Rhetorical Analysis Of Marcelo Gleiser's Argument

1010 Words5 Pages

The “Science” of Marcelo Gleiser’s Arguments
Marcelo Gleiser is a physicist, author, and professor at Dartmouth who writes articles for NPR’s 13.7: Cosmos and Culture. His recent articles cover varied topics from the scientific method and ethics, to climate and technology, and even UFOs. Gleiser writes his articles so that he is the voice of reason, neither riling the most extreme nor the most skeptical science fan. His target audience appears to include both scientists and the average adult who cares for the future. Many science writers tend to be boring and give straight facts and knowledge, but Gleiser speaks more simply and appeals to those who are not necessarily as educated. The Aristotelian proofs of logos, ethos, and pathos stand for logical, credible, and emotional appeals. They are a filter through which Gleiser’s arguments can be analyzed for effectiveness.
Logos, as previously stated, refers to an argument’s logical appeal. As an established member of the scientific community, it is only logical for Gleiser to utilize logos in his articles. His articles have solid factual backing, as in when Gleiser explains the goals of the Paris Agreement in “Without the U.S. …show more content…
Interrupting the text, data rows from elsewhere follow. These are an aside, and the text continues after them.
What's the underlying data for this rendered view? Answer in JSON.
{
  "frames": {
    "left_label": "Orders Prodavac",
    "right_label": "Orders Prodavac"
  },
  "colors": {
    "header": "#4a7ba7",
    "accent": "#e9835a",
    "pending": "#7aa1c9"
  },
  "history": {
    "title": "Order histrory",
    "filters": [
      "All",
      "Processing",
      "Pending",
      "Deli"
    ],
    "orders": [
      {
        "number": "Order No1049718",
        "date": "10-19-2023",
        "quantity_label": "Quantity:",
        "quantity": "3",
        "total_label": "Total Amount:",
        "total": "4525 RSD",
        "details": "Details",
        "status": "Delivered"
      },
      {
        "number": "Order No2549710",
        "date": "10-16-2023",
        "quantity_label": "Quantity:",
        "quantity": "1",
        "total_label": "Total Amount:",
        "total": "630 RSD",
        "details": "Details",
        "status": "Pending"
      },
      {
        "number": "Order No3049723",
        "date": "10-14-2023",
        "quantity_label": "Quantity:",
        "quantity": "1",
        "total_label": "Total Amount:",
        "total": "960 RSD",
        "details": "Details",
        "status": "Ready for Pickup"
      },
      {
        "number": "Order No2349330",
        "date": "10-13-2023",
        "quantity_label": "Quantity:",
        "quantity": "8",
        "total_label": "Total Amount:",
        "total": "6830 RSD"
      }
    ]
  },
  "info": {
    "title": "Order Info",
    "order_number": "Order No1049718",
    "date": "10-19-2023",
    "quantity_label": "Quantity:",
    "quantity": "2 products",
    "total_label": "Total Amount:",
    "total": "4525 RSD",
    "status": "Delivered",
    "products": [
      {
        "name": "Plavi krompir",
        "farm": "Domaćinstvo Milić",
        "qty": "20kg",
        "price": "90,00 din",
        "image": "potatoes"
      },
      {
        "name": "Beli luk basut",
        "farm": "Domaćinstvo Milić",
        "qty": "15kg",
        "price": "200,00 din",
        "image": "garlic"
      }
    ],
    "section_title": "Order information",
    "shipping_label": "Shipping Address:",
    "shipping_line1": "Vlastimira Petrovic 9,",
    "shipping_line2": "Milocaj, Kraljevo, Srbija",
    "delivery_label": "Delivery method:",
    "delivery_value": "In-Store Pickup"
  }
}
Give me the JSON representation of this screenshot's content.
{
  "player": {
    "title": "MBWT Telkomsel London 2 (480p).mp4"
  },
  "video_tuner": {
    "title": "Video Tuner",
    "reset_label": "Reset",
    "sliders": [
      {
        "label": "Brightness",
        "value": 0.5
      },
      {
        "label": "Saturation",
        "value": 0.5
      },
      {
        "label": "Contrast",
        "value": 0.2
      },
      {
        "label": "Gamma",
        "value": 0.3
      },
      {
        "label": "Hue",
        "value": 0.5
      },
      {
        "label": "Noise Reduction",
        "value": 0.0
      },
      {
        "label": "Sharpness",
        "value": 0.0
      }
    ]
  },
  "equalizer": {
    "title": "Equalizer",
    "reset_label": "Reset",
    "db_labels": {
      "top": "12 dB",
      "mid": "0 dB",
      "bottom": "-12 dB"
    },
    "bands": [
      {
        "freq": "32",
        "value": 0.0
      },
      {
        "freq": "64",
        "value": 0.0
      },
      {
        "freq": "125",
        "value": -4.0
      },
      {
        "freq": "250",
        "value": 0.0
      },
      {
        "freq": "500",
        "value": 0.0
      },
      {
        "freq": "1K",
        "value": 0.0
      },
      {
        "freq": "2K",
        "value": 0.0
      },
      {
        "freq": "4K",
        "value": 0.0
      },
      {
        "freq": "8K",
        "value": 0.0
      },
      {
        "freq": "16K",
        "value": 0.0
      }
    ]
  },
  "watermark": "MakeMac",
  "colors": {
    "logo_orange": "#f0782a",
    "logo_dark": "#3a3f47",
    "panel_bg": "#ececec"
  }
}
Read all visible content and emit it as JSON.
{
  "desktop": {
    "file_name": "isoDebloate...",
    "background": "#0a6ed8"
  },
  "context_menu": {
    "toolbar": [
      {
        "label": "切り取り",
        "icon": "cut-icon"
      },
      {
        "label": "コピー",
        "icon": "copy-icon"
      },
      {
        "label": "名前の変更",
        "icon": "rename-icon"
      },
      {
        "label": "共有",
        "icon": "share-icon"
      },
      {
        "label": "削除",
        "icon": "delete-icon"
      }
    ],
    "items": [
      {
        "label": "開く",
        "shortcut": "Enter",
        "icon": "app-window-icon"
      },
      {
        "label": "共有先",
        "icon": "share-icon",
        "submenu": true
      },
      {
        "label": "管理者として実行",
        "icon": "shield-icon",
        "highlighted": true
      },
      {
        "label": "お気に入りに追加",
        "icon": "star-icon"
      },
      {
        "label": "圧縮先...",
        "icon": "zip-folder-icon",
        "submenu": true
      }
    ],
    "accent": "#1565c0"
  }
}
He also is able to make a logical comparison of the “individual collection of apps” on a phone to a “fingerprint” in his article “Welcome to the Age of Digital Transcendance” (Gleiser, 2018c). He explains research in another article by means of breaking apart the term itself, saying “[t]he word research already tells the story: re-search, to search and search again, until we get worthy results”(Gleiser, 2017a). Gleiser’s use of logos throughout his different articles has been effective without becoming cumbersome and boring to read like other science

Show More
Open Document